The fall has staircases that allow visitors to view the falls from several different perspectives. A suspension bridge over the crest of the falls provides access to both sides of the park. There is also an aerial tram (Funitel) that carries passengers between the base and the top of the falls. In the summer the park hosts an international fireworks competition with the falls as a backdrop.
4. Nailicho (Virginia Falls)
Virginia Falls (Slavey: Nailicho is a waterfall in Nahanni National Park Reserve, Northwest Territories, Canada. It has a total drop of 96 m (315 ft), making it about twice the height of Niagara Falls. It consists of a single drop with an average width of 259 m (850 ft). The rock in the center of the falls is called Mason’s Rock, named after Bill Mason, the famous Canadian canoeist, author, and filmmaker.
The remote location means it receives only about 1,000 visitors per year who must make their way by either canoe or floatplane. Both options allow for beautiful views and vistas with opportunities for wildlife watching.
3. Kakabeka Falls
This is among famous waterfalls in Canada on the Kaministiquia River, located beside the village of Kakabeka Falls in the municipality of Oliver Paipoonge, Ontario, 30 km (19 mi) west of the city of Thunder Bay. The falls have a drop of 40 m (130 ft), cascading into a gorge carved out of the Precambrian Shield by meltwater following the last glacial maximum. Because of its size and ease of access, it has been consequently nicknamed “the Niagara of the North”.
The rock face of the falls and the escarpments along the gorge are composed primarily of unstable shale and are eroding. These rocks host sensitive flora and contain some of the oldest fossils in existence. Due to the fragile rock, going into the gorge below the falls is prohibited. Kakabeka Falls are easily accessible with numerous trails and a platform that wraps around the top.
2. Maligne Canyon
Maligne Canyon is a slot canyon located in the Jasper National Park near Jasper, Alberta, Canada and also listed famous waterfalls in Canada. The canyon measures over 50 meters (160 ft) deep. Popular for sightseeing and exploration, the area contains waterfalls, underground stream outlets, birds and plant life.
It is popular for visitors who want to sightsee and explore; the surrounding areas are filled with waterfalls, stream outlets, and plant and birdlife. Visitors can walk on one of four bridges across the gorge or take a short hiking tour to the upper reaches of the canyon. Water from Medicine Lake flows into the Maligne River and drops down the Canyon, creating an underground river flow that is joined by various other streams.
1. Niagara Falls

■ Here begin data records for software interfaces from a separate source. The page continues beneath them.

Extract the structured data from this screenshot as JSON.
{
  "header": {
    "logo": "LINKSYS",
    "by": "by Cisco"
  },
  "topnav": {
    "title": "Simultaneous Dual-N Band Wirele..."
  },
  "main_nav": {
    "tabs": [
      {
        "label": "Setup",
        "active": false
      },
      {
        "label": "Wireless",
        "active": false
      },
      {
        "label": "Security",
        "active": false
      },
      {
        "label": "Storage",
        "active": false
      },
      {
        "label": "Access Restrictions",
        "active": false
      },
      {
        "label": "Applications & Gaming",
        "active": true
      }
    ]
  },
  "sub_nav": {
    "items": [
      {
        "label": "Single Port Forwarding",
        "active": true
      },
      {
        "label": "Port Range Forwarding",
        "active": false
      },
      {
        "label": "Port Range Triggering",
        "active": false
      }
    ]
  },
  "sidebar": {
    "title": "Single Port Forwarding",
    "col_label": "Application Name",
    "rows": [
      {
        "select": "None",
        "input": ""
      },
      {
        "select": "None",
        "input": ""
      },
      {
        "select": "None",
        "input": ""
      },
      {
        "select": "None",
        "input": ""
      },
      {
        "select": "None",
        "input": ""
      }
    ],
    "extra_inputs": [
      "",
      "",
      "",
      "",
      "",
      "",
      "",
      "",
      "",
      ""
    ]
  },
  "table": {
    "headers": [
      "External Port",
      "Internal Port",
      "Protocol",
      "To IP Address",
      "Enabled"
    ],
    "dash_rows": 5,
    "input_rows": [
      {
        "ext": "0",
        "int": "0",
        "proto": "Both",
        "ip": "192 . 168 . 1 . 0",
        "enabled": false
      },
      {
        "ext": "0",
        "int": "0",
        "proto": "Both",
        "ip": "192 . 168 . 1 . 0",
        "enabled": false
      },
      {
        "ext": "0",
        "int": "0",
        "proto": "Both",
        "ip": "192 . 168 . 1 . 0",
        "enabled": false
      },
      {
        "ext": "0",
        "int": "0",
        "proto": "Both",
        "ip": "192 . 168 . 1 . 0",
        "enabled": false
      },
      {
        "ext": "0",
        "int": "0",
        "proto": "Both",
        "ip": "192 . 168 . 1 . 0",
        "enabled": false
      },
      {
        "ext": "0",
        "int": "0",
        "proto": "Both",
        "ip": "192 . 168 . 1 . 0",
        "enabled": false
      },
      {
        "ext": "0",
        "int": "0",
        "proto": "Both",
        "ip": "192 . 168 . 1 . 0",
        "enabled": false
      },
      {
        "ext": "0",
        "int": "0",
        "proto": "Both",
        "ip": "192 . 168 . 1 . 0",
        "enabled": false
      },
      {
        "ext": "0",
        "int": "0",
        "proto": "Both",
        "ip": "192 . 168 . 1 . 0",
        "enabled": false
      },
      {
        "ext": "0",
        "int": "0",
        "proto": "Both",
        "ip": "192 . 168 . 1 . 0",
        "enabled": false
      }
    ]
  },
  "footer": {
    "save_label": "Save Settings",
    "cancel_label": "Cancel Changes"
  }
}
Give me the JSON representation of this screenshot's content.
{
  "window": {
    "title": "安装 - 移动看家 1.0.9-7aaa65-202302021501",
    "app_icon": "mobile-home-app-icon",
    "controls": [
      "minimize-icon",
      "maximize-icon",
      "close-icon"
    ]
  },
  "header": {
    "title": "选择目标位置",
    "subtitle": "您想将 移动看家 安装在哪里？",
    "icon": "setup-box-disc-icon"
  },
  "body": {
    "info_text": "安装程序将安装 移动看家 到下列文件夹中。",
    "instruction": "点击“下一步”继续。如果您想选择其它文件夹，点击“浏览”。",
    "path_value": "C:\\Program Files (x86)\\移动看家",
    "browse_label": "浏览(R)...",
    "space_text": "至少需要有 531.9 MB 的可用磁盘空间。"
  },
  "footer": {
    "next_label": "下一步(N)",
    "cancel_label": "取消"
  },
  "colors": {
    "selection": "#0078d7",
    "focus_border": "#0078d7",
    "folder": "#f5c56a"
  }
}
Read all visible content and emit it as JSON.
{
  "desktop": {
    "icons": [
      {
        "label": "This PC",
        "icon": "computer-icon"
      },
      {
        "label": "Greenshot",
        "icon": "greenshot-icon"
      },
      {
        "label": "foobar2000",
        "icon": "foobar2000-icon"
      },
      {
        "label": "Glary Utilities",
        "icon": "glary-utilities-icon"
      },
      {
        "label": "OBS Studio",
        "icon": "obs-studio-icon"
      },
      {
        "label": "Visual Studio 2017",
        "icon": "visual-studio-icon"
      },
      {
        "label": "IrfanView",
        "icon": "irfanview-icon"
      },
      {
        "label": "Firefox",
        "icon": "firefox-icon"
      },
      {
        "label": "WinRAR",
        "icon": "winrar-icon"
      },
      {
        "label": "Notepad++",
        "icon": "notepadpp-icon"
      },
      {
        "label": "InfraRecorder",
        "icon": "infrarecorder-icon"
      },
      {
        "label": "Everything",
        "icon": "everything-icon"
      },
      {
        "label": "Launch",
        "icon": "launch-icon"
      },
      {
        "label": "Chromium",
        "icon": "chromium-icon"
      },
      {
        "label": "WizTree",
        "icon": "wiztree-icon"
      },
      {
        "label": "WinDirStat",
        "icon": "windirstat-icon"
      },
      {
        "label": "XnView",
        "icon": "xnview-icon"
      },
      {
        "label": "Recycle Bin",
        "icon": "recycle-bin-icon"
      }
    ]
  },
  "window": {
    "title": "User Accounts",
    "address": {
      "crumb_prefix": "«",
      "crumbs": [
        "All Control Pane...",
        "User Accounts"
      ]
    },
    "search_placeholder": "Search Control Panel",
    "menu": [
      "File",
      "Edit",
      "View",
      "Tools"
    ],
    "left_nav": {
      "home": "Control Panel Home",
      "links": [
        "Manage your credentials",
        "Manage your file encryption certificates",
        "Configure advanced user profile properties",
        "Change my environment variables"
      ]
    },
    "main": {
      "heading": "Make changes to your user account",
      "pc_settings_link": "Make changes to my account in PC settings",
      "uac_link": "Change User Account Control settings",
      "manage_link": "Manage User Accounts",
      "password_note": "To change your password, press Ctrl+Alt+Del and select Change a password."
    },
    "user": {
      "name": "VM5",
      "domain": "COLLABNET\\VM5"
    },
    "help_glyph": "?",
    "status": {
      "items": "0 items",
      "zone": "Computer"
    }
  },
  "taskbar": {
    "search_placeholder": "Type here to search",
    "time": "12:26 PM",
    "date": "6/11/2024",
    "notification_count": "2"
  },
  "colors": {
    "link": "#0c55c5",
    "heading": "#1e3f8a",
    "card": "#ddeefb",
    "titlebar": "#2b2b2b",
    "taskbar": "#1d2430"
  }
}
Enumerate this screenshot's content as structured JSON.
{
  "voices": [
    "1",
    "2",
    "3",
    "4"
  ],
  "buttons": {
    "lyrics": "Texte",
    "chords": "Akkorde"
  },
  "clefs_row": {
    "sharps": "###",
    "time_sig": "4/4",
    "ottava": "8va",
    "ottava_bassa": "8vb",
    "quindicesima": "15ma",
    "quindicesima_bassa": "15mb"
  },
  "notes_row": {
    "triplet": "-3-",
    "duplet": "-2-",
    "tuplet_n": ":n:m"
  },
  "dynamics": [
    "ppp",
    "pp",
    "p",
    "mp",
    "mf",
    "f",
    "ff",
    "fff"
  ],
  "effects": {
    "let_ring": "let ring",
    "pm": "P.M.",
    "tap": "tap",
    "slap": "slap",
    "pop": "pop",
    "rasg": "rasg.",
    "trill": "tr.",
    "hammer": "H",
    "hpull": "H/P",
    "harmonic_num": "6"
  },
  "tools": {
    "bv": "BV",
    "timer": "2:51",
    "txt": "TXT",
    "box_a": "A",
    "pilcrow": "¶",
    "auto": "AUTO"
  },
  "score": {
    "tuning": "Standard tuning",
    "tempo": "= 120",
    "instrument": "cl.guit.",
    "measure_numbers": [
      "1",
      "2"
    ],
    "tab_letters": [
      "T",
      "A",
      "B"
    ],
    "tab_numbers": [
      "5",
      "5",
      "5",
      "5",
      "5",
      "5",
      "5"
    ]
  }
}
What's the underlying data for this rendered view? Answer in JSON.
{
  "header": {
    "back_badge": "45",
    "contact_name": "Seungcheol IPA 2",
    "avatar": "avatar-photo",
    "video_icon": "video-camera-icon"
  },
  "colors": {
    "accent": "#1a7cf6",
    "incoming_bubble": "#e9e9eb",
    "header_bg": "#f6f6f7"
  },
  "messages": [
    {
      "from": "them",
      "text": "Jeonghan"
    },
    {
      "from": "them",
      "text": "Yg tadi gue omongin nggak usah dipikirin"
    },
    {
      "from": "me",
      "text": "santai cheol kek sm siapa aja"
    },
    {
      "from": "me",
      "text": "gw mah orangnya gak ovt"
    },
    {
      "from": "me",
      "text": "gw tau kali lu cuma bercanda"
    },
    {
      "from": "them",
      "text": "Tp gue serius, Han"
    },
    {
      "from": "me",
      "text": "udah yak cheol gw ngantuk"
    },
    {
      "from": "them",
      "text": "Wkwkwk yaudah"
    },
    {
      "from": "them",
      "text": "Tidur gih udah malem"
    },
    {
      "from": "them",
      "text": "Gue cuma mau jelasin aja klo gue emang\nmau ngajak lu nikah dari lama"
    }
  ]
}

The is the largest and most famous waterfalls in Canada. Horseshoe Falls, also known as Canadian Falls, which straddles the international border between Canada and the United States. It is located on the Niagara River, which drains Lake Erie into Lake Ontario, the combined falls have the highest flow rate of any waterfall in North America that has a vertical drop of more than 50 meters (160 ft). During peak daytime tourist hours, more than 168,000 m3 (six million cubic feet) of water goes over the crest of the falls every minute.
Niagara Falls was formed when glaciers receded at the end of the Wisconsin glaciation (the last ice age), and water from the newly formed Great Lakes carved a path through the Niagara Escarpment en route to the Atlantic Ocean.
Niagara Falls is famed both for its beauty and as a valuable source of hydroelectric power. Balancing recreational, commercial, and industrial uses have been a challenge for the stewards of the falls since the 19th century.